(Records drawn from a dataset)
::::::::::

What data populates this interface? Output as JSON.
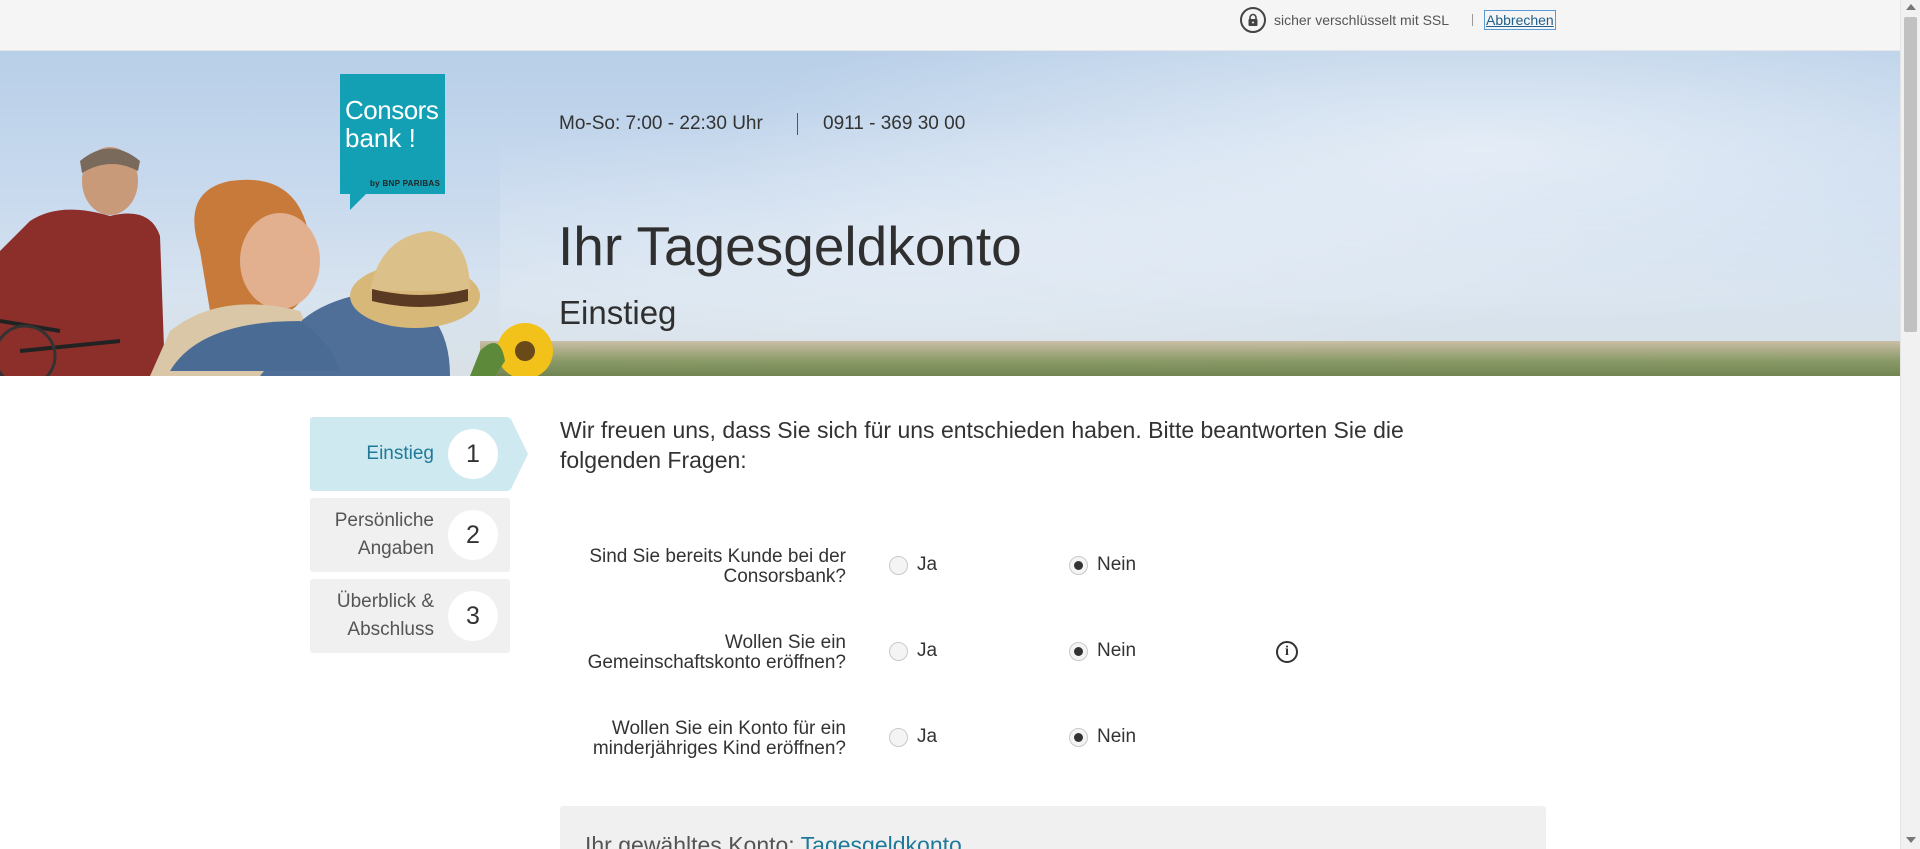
{
  "topbar": {
    "ssl_text": "sicher verschlüsselt mit SSL",
    "cancel_label": "Abbrechen",
    "lock_icon": "lock-icon"
  },
  "hero": {
    "logo_line1": "Consors",
    "logo_line2": "bank !",
    "logo_sub": "by BNP PARIBAS",
    "hours": "Mo-So: 7:00 - 22:30 Uhr",
    "phone": "0911 - 369 30 00",
    "title": "Ihr Tagesgeldkonto",
    "subtitle": "Einstieg"
  },
  "steps": [
    {
      "label": "Einstieg",
      "number": "1",
      "active": true
    },
    {
      "label_line1": "Persönliche",
      "label_line2": "Angaben",
      "number": "2",
      "active": false
    },
    {
      "label_line1": "Überblick &",
      "label_line2": "Abschluss",
      "number": "3",
      "active": false
    }
  ],
  "intro": "Wir freuen uns, dass Sie sich für uns entschieden haben. Bitte beantworten Sie die folgenden Fragen:",
  "questions": [
    {
      "line1": "Sind Sie bereits Kunde bei der",
      "line2": "Consorsbank?",
      "yes": "Ja",
      "no": "Nein",
      "selected": "no"
    },
    {
      "line1": "Wollen Sie ein",
      "line2": "Gemeinschaftskonto eröffnen?",
      "yes": "Ja",
      "no": "Nein",
      "selected": "no",
      "info_icon": "info-icon"
    },
    {
      "line1": "Wollen Sie ein Konto für ein",
      "line2": "minderjähriges Kind eröffnen?",
      "yes": "Ja",
      "no": "Nein",
      "selected": "no"
    }
  ],
  "summary": {
    "prefix": "Ihr gewähltes Konto:",
    "account": "Tagesgeldkonto"
  },
  "colors": {
    "brand": "#14a0b4",
    "active_step": "#cfe9f0",
    "link": "#1f7a99"
  }
}
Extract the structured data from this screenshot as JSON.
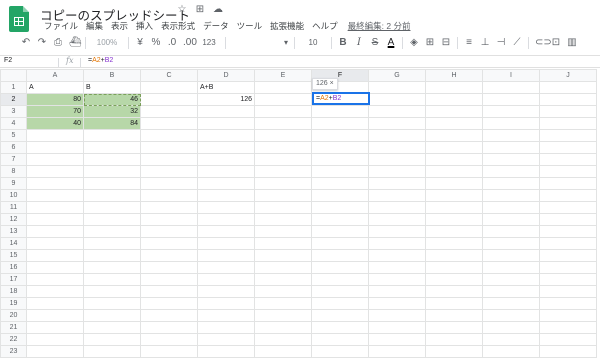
{
  "title": "コピーのスプレッドシート",
  "title_icons": [
    "star-icon",
    "move-to-folder-icon",
    "cloud-status-icon"
  ],
  "menu": [
    "ファイル",
    "編集",
    "表示",
    "挿入",
    "表示形式",
    "データ",
    "ツール",
    "拡張機能",
    "ヘルプ"
  ],
  "last_edit": "最終編集: 2 分前",
  "toolbar": {
    "undo": "↶",
    "redo": "↷",
    "print": "⎙",
    "paint": "⛴",
    "zoom": "100%",
    "currency": "¥",
    "percent": "%",
    "dec_less": ".0",
    "dec_more": ".00",
    "format": "123",
    "font": "",
    "size": "10",
    "minus": "−",
    "plus": "+",
    "bold": "B",
    "italic": "I",
    "strike": "S",
    "text_color": "A",
    "fill": "◈",
    "borders": "⊞",
    "merge": "⊟",
    "h_align": "≡",
    "v_align": "⊥",
    "wrap": "⊣",
    "rotate": "⟋",
    "link": "⊂⊃",
    "comment": "⊡",
    "chart": "▥"
  },
  "formula_bar": {
    "cell": "F2",
    "fx": "fx",
    "formula_eq": "=",
    "formula_a": "A2",
    "formula_plus": "+",
    "formula_b": "B2"
  },
  "columns": [
    "A",
    "B",
    "C",
    "D",
    "E",
    "F",
    "G",
    "H",
    "I",
    "J"
  ],
  "rows": [
    "1",
    "2",
    "3",
    "4",
    "5",
    "6",
    "7",
    "8",
    "9",
    "10",
    "11",
    "12",
    "13",
    "14",
    "15",
    "16",
    "17",
    "18",
    "19",
    "20",
    "21",
    "22",
    "23"
  ],
  "cells": {
    "A1": "A",
    "B1": "B",
    "D1": "A+B",
    "A2": "80",
    "B2": "46",
    "D2": "126",
    "A3": "70",
    "B3": "32",
    "A4": "40",
    "B4": "84"
  },
  "tooltip": "126",
  "tooltip_close": "×",
  "colors": {
    "green_fill": "#b7d7a8",
    "selection": "#1a73e8",
    "brand": "#23a566"
  }
}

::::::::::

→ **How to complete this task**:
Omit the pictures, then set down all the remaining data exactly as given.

→ **Your response**:
What data populates this interface? Output as JSON.
{
  "topbar": {
    "ssl_text": "sicher verschlüsselt mit SSL",
    "cancel_label": "Abbrechen",
    "lock_icon": "lock-icon"
  },
  "hero": {
    "logo_line1": "Consors",
    "logo_line2": "bank !",
    "logo_sub": "by BNP PARIBAS",
    "hours": "Mo-So: 7:00 - 22:30 Uhr",
    "phone": "0911 - 369 30 00",
    "title": "Ihr Tagesgeldkonto",
    "subtitle": "Einstieg"
  },
  "steps": [
    {
      "label": "Einstieg",
      "number": "1",
      "active": true
    },
    {
      "label_line1": "Persönliche",
      "label_line2": "Angaben",
      "number": "2",
      "active": false
    },
    {
      "label_line1": "Überblick &",
      "label_line2": "Abschluss",
      "number": "3",
      "active": false
    }
  ],
  "intro": "Wir freuen uns, dass Sie sich für uns entschieden haben. Bitte beantworten Sie die folgenden Fragen:",
  "questions": [
    {
      "line1": "Sind Sie bereits Kunde bei der",
      "line2": "Consorsbank?",
      "yes": "Ja",
      "no": "Nein",
      "selected": "no"
    },
    {
      "line1": "Wollen Sie ein",
      "line2": "Gemeinschaftskonto eröffnen?",
      "yes": "Ja",
      "no": "Nein",
      "selected": "no",
      "info_icon": "info-icon"
    },
    {
      "line1": "Wollen Sie ein Konto für ein",
      "line2": "minderjähriges Kind eröffnen?",
      "yes": "Ja",
      "no": "Nein",
      "selected": "no"
    }
  ],
  "summary": {
    "prefix": "Ihr gewähltes Konto:",
    "account": "Tagesgeldkonto"
  },
  "colors": {
    "brand": "#14a0b4",
    "active_step": "#cfe9f0",
    "link": "#1f7a99"
  }
}
Extract the structured data from this screenshot as JSON.
{
  "title": "コピーのスプレッドシート",
  "title_icons": [
    "star-icon",
    "move-to-folder-icon",
    "cloud-status-icon"
  ],
  "menu": [
    "ファイル",
    "編集",
    "表示",
    "挿入",
    "表示形式",
    "データ",
    "ツール",
    "拡張機能",
    "ヘルプ"
  ],
  "last_edit": "最終編集: 2 分前",
  "toolbar": {
    "undo": "↶",
    "redo": "↷",
    "print": "⎙",
    "paint": "⛴",
    "zoom": "100%",
    "currency": "¥",
    "percent": "%",
    "dec_less": ".0",
    "dec_more": ".00",
    "format": "123",
    "font": "",
    "size": "10",
    "minus": "−",
    "plus": "+",
    "bold": "B",
    "italic": "I",
    "strike": "S",
    "text_color": "A",
    "fill": "◈",
    "borders": "⊞",
    "merge": "⊟",
    "h_align": "≡",
    "v_align": "⊥",
    "wrap": "⊣",
    "rotate": "⟋",
    "link": "⊂⊃",
    "comment": "⊡",
    "chart": "▥"
  },
  "formula_bar": {
    "cell": "F2",
    "fx": "fx",
    "formula_eq": "=",
    "formula_a": "A2",
    "formula_plus": "+",
    "formula_b": "B2"
  },
  "columns": [
    "A",
    "B",
    "C",
    "D",
    "E",
    "F",
    "G",
    "H",
    "I",
    "J"
  ],
  "rows": [
    "1",
    "2",
    "3",
    "4",
    "5",
    "6",
    "7",
    "8",
    "9",
    "10",
    "11",
    "12",
    "13",
    "14",
    "15",
    "16",
    "17",
    "18",
    "19",
    "20",
    "21",
    "22",
    "23"
  ],
  "cells": {
    "A1": "A",
    "B1": "B",
    "D1": "A+B",
    "A2": "80",
    "B2": "46",
    "D2": "126",
    "A3": "70",
    "B3": "32",
    "A4": "40",
    "B4": "84"
  },
  "tooltip": "126",
  "tooltip_close": "×",
  "colors": {
    "green_fill": "#b7d7a8",
    "selection": "#1a73e8",
    "brand": "#23a566"
  }
}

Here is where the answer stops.